» What you need to do
What lines in the listing below hold the string "color"? Please copy them out.

» Records
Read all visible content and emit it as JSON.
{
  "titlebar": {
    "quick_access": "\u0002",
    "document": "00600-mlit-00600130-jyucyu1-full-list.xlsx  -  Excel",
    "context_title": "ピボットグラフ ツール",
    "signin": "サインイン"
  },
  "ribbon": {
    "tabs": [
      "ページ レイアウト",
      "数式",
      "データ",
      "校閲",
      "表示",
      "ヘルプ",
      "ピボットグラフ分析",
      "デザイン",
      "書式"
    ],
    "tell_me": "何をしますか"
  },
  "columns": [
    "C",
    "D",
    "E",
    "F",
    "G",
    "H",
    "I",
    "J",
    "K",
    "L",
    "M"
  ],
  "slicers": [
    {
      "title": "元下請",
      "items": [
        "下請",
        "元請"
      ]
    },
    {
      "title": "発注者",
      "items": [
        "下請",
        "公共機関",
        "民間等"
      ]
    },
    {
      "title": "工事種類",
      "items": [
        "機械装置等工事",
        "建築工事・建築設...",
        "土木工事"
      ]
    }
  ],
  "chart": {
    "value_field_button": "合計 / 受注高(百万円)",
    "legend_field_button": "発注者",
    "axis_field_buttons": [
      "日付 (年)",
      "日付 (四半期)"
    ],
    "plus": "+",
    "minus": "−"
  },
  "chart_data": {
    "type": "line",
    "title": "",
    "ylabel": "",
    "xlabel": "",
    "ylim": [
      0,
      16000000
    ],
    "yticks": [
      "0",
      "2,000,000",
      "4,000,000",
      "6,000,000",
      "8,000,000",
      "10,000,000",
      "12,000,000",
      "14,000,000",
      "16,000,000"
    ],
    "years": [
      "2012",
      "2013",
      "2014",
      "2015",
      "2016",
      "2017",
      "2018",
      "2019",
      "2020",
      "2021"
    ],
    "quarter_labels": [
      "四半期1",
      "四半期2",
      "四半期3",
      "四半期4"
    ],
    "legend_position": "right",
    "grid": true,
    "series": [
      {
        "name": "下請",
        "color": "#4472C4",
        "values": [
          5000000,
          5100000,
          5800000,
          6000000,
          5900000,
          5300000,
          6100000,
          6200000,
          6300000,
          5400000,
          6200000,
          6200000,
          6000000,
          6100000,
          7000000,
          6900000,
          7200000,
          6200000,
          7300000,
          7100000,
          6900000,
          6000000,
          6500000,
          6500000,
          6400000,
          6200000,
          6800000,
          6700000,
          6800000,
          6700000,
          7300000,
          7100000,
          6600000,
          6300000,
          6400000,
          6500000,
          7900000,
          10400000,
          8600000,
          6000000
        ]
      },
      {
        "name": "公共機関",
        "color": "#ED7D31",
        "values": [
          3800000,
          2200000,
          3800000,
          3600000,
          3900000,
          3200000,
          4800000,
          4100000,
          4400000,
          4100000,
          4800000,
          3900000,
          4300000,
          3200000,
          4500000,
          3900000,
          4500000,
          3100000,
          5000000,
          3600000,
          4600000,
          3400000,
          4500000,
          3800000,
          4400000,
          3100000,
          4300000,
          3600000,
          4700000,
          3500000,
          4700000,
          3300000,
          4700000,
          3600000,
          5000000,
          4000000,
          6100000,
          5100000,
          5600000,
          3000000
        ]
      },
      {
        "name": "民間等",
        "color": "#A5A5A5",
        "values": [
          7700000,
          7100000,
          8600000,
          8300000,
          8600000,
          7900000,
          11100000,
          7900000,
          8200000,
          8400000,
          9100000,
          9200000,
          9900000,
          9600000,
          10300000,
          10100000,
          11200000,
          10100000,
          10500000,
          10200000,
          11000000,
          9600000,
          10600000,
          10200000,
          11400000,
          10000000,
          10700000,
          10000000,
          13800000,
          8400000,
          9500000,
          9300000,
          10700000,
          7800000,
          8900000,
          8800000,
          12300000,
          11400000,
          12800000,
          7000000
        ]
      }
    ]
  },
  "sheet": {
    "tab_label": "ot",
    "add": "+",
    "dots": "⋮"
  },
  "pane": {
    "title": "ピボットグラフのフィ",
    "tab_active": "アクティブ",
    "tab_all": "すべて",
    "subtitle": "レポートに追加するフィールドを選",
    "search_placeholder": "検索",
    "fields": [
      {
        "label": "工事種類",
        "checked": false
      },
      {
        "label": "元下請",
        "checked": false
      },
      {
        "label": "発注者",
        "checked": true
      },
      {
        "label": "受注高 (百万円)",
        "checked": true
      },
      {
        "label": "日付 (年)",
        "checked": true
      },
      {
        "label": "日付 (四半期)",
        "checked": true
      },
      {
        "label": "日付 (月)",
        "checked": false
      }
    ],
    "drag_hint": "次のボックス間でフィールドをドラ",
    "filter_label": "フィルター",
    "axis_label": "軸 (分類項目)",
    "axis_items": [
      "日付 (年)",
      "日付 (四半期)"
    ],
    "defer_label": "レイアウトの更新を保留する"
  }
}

» Answer
        "color": "#4472C4",
        "color": "#ED7D31",
        "color": "#A5A5A5",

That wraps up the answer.